WHAT IS EXPECTED:
Please copy out the lines in the entries that contain "Получите".

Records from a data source
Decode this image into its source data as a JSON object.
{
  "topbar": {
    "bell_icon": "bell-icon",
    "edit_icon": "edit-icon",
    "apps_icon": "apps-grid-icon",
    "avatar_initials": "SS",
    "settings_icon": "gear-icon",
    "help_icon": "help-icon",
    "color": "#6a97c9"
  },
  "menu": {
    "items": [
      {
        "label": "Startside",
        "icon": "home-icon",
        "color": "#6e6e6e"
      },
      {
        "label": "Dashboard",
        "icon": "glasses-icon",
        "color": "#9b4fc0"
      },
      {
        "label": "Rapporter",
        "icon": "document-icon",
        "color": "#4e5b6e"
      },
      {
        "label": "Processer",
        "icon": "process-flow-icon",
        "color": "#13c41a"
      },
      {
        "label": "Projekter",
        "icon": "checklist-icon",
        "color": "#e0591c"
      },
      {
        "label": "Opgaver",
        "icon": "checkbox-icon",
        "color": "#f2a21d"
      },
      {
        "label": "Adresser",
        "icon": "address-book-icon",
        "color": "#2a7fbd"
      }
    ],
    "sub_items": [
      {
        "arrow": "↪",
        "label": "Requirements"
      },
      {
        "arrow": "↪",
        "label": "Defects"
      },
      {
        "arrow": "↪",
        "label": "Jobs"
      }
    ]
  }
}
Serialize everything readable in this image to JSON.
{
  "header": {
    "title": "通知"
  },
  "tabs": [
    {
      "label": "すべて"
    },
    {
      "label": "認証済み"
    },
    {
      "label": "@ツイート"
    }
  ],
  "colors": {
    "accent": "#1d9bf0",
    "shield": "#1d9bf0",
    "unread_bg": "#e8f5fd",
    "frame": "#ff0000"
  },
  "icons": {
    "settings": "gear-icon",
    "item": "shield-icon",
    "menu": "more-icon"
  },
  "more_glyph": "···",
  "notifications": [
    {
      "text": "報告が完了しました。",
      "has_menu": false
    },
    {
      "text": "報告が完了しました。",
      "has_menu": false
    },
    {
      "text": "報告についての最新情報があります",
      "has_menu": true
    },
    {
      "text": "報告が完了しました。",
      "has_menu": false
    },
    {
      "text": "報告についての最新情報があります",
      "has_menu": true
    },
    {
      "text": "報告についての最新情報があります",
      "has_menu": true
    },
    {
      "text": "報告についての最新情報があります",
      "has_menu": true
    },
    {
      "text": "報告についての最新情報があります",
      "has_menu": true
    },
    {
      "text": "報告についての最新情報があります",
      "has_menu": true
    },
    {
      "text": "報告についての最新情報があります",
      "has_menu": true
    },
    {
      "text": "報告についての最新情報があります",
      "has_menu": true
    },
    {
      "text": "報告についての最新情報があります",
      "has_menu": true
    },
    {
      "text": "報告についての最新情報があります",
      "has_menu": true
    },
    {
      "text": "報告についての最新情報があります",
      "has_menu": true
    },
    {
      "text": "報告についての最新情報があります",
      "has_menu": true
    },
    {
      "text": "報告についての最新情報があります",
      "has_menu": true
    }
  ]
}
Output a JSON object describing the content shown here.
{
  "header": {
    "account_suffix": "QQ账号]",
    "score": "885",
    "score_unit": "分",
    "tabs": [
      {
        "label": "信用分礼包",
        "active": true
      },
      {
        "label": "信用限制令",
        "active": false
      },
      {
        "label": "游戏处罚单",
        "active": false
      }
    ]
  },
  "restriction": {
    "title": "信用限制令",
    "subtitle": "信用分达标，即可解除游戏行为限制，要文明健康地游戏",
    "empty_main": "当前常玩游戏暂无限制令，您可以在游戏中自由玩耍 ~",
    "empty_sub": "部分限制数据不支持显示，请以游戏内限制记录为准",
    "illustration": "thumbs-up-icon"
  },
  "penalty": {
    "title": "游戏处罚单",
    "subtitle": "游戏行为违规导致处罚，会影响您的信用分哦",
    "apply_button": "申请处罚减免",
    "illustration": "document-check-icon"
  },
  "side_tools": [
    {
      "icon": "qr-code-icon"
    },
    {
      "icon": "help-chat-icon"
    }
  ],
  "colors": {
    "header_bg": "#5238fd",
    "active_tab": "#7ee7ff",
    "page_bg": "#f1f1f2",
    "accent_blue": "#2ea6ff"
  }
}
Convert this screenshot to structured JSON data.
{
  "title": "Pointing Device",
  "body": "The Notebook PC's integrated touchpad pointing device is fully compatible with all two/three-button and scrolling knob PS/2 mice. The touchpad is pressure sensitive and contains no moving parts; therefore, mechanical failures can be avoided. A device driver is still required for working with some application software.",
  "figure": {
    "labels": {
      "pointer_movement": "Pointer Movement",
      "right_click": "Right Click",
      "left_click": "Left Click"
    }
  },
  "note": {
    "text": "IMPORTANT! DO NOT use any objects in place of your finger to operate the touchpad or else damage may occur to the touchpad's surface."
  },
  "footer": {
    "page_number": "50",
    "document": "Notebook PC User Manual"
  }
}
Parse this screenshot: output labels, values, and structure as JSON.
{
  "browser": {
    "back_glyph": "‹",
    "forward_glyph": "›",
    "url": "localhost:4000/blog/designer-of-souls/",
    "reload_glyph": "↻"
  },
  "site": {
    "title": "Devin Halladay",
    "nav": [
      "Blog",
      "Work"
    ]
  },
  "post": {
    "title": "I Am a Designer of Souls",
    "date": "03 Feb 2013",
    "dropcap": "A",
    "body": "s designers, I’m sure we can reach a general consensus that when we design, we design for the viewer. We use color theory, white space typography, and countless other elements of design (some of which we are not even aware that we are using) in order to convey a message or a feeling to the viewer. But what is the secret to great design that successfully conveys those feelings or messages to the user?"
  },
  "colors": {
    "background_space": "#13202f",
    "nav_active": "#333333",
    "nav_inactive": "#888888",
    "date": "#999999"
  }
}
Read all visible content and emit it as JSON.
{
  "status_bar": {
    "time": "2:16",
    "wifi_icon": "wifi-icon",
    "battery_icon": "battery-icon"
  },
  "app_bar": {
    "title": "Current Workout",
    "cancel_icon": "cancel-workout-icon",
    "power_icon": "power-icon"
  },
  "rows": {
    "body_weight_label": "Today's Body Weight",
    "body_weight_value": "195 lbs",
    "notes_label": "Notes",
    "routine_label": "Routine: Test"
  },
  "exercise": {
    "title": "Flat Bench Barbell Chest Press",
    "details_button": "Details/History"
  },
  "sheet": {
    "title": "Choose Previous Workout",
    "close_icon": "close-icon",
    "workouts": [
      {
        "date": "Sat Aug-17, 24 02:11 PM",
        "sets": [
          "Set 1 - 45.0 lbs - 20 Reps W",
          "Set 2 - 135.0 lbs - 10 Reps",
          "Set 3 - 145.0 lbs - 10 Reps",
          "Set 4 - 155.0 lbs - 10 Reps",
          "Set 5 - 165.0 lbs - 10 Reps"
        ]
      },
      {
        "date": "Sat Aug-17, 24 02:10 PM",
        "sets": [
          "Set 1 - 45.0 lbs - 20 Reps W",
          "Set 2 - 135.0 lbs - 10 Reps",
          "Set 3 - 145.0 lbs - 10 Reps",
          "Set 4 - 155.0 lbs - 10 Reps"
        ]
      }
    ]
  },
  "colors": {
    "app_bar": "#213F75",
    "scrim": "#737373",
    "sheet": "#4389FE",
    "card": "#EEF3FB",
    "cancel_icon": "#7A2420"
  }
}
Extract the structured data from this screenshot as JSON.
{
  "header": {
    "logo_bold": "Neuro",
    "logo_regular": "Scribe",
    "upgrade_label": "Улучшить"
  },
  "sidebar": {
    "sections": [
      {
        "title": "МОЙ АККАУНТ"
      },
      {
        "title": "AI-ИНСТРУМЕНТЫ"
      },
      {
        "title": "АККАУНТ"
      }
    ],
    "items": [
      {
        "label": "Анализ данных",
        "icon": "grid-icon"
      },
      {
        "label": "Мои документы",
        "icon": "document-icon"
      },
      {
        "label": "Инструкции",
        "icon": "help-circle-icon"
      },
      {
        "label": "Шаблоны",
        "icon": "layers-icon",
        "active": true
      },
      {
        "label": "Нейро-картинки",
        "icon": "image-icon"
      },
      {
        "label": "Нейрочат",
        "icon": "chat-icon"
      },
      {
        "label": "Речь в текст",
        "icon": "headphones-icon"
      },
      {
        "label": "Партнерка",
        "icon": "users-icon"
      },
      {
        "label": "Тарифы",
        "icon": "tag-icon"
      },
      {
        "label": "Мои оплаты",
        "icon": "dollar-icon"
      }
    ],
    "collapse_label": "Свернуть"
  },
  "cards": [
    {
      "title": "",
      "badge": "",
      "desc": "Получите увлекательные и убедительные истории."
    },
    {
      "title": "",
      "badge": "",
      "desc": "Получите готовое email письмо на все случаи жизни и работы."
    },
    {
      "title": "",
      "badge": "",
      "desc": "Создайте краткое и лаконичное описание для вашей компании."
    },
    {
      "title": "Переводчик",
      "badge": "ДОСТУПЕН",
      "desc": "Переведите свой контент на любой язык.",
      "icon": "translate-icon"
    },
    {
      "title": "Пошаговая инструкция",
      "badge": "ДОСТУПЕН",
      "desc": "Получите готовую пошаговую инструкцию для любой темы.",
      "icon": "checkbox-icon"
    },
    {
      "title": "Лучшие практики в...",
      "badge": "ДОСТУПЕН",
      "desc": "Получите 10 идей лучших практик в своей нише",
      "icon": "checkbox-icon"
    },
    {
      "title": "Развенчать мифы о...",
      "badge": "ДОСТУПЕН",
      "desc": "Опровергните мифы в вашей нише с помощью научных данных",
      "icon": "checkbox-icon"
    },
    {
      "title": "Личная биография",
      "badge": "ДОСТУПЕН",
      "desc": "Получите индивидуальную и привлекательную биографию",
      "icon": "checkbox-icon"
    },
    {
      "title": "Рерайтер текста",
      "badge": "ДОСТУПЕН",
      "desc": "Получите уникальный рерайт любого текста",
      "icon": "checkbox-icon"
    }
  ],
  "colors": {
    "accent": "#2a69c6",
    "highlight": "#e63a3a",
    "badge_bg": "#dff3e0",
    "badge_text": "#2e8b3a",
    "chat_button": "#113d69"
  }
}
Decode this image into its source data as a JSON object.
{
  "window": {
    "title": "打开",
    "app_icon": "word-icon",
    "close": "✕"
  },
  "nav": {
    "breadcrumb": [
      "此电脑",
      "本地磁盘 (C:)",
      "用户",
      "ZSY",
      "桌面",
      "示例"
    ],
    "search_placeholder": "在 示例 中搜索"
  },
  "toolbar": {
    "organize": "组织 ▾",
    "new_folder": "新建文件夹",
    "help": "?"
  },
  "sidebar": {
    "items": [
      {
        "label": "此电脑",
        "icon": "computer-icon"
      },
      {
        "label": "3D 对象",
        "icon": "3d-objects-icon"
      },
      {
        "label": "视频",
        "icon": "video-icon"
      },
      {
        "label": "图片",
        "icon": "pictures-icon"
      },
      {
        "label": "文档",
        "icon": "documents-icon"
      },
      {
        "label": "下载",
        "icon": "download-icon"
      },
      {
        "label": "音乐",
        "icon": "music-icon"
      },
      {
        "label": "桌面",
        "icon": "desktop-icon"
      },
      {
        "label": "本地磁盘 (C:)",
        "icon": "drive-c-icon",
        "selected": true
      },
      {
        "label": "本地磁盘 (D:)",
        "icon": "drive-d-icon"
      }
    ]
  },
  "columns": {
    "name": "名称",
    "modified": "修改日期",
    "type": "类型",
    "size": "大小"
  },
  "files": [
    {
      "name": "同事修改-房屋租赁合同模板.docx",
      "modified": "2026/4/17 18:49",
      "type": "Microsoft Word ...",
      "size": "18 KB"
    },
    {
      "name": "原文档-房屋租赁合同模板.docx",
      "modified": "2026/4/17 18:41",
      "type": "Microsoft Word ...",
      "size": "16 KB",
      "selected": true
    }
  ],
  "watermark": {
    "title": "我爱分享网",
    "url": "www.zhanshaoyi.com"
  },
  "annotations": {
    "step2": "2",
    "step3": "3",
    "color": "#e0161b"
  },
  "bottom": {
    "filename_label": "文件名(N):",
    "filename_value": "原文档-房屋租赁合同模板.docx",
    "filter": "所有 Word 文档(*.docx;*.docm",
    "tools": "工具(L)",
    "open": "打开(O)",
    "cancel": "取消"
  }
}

EXERCISE RESULT:
      "desc": "Получите увлекательные и убедительные истории."
      "desc": "Получите готовое email письмо на все случаи жизни и работы."
      "desc": "Получите готовую пошаговую инструкцию для любой темы.",
      "desc": "Получите 10 идей лучших практик в своей нише",
      "desc": "Получите индивидуальную и привлекательную биографию",
      "desc": "Получите уникальный рерайт любого текста",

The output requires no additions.